Instructions for the task: Retype all the data word for word.

*** Opening of The data ***

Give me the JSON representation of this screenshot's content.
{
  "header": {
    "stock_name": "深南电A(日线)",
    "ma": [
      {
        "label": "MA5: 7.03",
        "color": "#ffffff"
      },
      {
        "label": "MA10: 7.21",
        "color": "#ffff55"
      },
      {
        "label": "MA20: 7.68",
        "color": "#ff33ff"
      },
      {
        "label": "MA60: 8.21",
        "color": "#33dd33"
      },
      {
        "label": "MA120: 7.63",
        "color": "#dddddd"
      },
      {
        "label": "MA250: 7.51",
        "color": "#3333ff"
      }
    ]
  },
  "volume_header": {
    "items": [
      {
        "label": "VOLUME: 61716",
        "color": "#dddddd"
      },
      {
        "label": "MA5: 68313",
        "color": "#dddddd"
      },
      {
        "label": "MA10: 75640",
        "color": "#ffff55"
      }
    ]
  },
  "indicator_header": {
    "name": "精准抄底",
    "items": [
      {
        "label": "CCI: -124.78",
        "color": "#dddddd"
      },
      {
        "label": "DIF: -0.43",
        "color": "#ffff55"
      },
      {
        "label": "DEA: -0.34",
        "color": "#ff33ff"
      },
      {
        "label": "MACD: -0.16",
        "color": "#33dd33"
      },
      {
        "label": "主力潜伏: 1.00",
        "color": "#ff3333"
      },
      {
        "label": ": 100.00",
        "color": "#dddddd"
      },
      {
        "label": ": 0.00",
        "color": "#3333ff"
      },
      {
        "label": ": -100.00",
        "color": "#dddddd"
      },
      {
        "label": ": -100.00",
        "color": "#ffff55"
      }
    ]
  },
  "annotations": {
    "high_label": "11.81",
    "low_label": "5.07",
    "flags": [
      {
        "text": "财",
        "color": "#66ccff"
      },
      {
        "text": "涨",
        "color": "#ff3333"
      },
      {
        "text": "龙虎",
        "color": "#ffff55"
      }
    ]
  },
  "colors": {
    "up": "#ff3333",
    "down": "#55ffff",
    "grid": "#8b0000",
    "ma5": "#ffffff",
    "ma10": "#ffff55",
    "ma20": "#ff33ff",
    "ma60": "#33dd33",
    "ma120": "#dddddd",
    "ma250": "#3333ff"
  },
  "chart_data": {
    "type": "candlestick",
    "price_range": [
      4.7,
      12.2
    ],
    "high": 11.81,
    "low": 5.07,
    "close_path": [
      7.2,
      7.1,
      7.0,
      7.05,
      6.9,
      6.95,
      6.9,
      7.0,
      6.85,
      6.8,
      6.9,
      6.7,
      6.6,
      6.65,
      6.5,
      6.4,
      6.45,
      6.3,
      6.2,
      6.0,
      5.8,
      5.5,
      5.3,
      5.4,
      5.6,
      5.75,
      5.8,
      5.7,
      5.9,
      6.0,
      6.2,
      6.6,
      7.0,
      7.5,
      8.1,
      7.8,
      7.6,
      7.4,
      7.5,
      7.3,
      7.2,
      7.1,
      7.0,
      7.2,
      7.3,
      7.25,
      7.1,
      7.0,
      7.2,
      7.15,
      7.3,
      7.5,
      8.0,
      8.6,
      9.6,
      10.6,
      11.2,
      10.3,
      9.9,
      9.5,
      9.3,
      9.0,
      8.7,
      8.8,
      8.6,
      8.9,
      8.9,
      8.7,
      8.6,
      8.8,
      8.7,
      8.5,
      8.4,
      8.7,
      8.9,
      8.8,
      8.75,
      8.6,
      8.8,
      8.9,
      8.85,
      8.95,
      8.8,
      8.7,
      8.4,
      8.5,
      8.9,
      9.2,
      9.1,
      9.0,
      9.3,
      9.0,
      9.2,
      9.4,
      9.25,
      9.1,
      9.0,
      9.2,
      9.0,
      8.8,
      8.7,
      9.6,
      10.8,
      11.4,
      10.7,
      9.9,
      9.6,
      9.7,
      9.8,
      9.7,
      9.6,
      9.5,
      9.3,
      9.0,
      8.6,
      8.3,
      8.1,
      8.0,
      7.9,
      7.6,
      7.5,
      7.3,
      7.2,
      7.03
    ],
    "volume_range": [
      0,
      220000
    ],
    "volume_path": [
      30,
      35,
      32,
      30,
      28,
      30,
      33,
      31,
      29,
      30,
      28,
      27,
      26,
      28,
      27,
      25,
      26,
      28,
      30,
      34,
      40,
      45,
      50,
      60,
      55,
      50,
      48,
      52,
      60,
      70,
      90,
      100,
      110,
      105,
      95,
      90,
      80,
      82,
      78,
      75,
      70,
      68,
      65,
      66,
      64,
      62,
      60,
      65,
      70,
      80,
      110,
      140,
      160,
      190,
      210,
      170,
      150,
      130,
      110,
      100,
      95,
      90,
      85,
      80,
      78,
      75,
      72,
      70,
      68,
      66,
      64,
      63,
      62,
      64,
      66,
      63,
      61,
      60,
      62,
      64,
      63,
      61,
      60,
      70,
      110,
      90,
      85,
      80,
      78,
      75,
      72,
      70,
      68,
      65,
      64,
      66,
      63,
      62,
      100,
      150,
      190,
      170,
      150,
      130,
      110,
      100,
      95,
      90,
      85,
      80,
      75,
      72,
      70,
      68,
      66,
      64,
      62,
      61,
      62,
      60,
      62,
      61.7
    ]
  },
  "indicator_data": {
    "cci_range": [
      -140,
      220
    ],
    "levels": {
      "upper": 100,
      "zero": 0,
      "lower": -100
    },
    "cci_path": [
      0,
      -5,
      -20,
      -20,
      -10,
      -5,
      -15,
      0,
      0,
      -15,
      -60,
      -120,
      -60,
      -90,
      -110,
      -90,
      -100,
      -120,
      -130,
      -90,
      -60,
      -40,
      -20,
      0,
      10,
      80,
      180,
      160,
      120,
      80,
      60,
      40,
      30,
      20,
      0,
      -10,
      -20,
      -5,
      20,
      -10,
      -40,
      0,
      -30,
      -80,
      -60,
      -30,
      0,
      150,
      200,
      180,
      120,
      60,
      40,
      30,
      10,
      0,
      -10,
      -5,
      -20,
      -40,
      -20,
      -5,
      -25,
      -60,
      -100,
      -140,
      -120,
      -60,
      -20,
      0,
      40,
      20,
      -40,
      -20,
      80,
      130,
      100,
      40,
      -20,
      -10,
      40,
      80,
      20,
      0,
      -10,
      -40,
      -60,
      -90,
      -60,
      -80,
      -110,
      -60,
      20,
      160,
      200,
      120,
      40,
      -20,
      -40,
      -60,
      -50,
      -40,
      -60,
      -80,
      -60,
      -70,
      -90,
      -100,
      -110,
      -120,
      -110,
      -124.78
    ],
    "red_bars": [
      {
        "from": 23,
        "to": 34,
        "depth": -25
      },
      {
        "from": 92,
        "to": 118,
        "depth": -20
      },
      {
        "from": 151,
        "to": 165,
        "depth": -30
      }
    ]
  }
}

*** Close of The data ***

Output of the task:
Give me the JSON representation of this screenshot's content.
{
  "header": {
    "stock_name": "深南电A(日线)",
    "ma": [
      {
        "label": "MA5: 7.03",
        "color": "#ffffff"
      },
      {
        "label": "MA10: 7.21",
        "color": "#ffff55"
      },
      {
        "label": "MA20: 7.68",
        "color": "#ff33ff"
      },
      {
        "label": "MA60: 8.21",
        "color": "#33dd33"
      },
      {
        "label": "MA120: 7.63",
        "color": "#dddddd"
      },
      {
        "label": "MA250: 7.51",
        "color": "#3333ff"
      }
    ]
  },
  "volume_header": {
    "items": [
      {
        "label": "VOLUME: 61716",
        "color": "#dddddd"
      },
      {
        "label": "MA5: 68313",
        "color": "#dddddd"
      },
      {
        "label": "MA10: 75640",
        "color": "#ffff55"
      }
    ]
  },
  "indicator_header": {
    "name": "精准抄底",
    "items": [
      {
        "label": "CCI: -124.78",
        "color": "#dddddd"
      },
      {
        "label": "DIF: -0.43",
        "color": "#ffff55"
      },
      {
        "label": "DEA: -0.34",
        "color": "#ff33ff"
      },
      {
        "label": "MACD: -0.16",
        "color": "#33dd33"
      },
      {
        "label": "主力潜伏: 1.00",
        "color": "#ff3333"
      },
      {
        "label": ": 100.00",
        "color": "#dddddd"
      },
      {
        "label": ": 0.00",
        "color": "#3333ff"
      },
      {
        "label": ": -100.00",
        "color": "#dddddd"
      },
      {
        "label": ": -100.00",
        "color": "#ffff55"
      }
    ]
  },
  "annotations": {
    "high_label": "11.81",
    "low_label": "5.07",
    "flags": [
      {
        "text": "财",
        "color": "#66ccff"
      },
      {
        "text": "涨",
        "color": "#ff3333"
      },
      {
        "text": "龙虎",
        "color": "#ffff55"
      }
    ]
  },
  "colors": {
    "up": "#ff3333",
    "down": "#55ffff",
    "grid": "#8b0000",
    "ma5": "#ffffff",
    "ma10": "#ffff55",
    "ma20": "#ff33ff",
    "ma60": "#33dd33",
    "ma120": "#dddddd",
    "ma250": "#3333ff"
  },
  "chart_data": {
    "type": "candlestick",
    "price_range": [
      4.7,
      12.2
    ],
    "high": 11.81,
    "low": 5.07,
    "close_path": [
      7.2,
      7.1,
      7.0,
      7.05,
      6.9,
      6.95,
      6.9,
      7.0,
      6.85,
      6.8,
      6.9,
      6.7,
      6.6,
      6.65,
      6.5,
      6.4,
      6.45,
      6.3,
      6.2,
      6.0,
      5.8,
      5.5,
      5.3,
      5.4,
      5.6,
      5.75,
      5.8,
      5.7,
      5.9,
      6.0,
      6.2,
      6.6,
      7.0,
      7.5,
      8.1,
      7.8,
      7.6,
      7.4,
      7.5,
      7.3,
      7.2,
      7.1,
      7.0,
      7.2,
      7.3,
      7.25,
      7.1,
      7.0,
      7.2,
      7.15,
      7.3,
      7.5,
      8.0,
      8.6,
      9.6,
      10.6,
      11.2,
      10.3,
      9.9,
      9.5,
      9.3,
      9.0,
      8.7,
      8.8,
      8.6,
      8.9,
      8.9,
      8.7,
      8.6,
      8.8,
      8.7,
      8.5,
      8.4,
      8.7,
      8.9,
      8.8,
      8.75,
      8.6,
      8.8,
      8.9,
      8.85,
      8.95,
      8.8,
      8.7,
      8.4,
      8.5,
      8.9,
      9.2,
      9.1,
      9.0,
      9.3,
      9.0,
      9.2,
      9.4,
      9.25,
      9.1,
      9.0,
      9.2,
      9.0,
      8.8,
      8.7,
      9.6,
      10.8,
      11.4,
      10.7,
      9.9,
      9.6,
      9.7,
      9.8,
      9.7,
      9.6,
      9.5,
      9.3,
      9.0,
      8.6,
      8.3,
      8.1,
      8.0,
      7.9,
      7.6,
      7.5,
      7.3,
      7.2,
      7.03
    ],
    "volume_range": [
      0,
      220000
    ],
    "volume_path": [
      30,
      35,
      32,
      30,
      28,
      30,
      33,
      31,
      29,
      30,
      28,
      27,
      26,
      28,
      27,
      25,
      26,
      28,
      30,
      34,
      40,
      45,
      50,
      60,
      55,
      50,
      48,
      52,
      60,
      70,
      90,
      100,
      110,
      105,
      95,
      90,
      80,
      82,
      78,
      75,
      70,
      68,
      65,
      66,
      64,
      62,
      60,
      65,
      70,
      80,
      110,
      140,
      160,
      190,
      210,
      170,
      150,
      130,
      110,
      100,
      95,
      90,
      85,
      80,
      78,
      75,
      72,
      70,
      68,
      66,
      64,
      63,
      62,
      64,
      66,
      63,
      61,
      60,
      62,
      64,
      63,
      61,
      60,
      70,
      110,
      90,
      85,
      80,
      78,
      75,
      72,
      70,
      68,
      65,
      64,
      66,
      63,
      62,
      100,
      150,
      190,
      170,
      150,
      130,
      110,
      100,
      95,
      90,
      85,
      80,
      75,
      72,
      70,
      68,
      66,
      64,
      62,
      61,
      62,
      60,
      62,
      61.7
    ]
  },
  "indicator_data": {
    "cci_range": [
      -140,
      220
    ],
    "levels": {
      "upper": 100,
      "zero": 0,
      "lower": -100
    },
    "cci_path": [
      0,
      -5,
      -20,
      -20,
      -10,
      -5,
      -15,
      0,
      0,
      -15,
      -60,
      -120,
      -60,
      -90,
      -110,
      -90,
      -100,
      -120,
      -130,
      -90,
      -60,
      -40,
      -20,
      0,
      10,
      80,
      180,
      160,
      120,
      80,
      60,
      40,
      30,
      20,
      0,
      -10,
      -20,
      -5,
      20,
      -10,
      -40,
      0,
      -30,
      -80,
      -60,
      -30,
      0,
      150,
      200,
      180,
      120,
      60,
      40,
      30,
      10,
      0,
      -10,
      -5,
      -20,
      -40,
      -20,
      -5,
      -25,
      -60,
      -100,
      -140,
      -120,
      -60,
      -20,
      0,
      40,
      20,
      -40,
      -20,
      80,
      130,
      100,
      40,
      -20,
      -10,
      40,
      80,
      20,
      0,
      -10,
      -40,
      -60,
      -90,
      -60,
      -80,
      -110,
      -60,
      20,
      160,
      200,
      120,
      40,
      -20,
      -40,
      -60,
      -50,
      -40,
      -60,
      -80,
      -60,
      -70,
      -90,
      -100,
      -110,
      -120,
      -110,
      -124.78
    ],
    "red_bars": [
      {
        "from": 23,
        "to": 34,
        "depth": -25
      },
      {
        "from": 92,
        "to": 118,
        "depth": -20
      },
      {
        "from": 151,
        "to": 165,
        "depth": -30
      }
    ]
  }
}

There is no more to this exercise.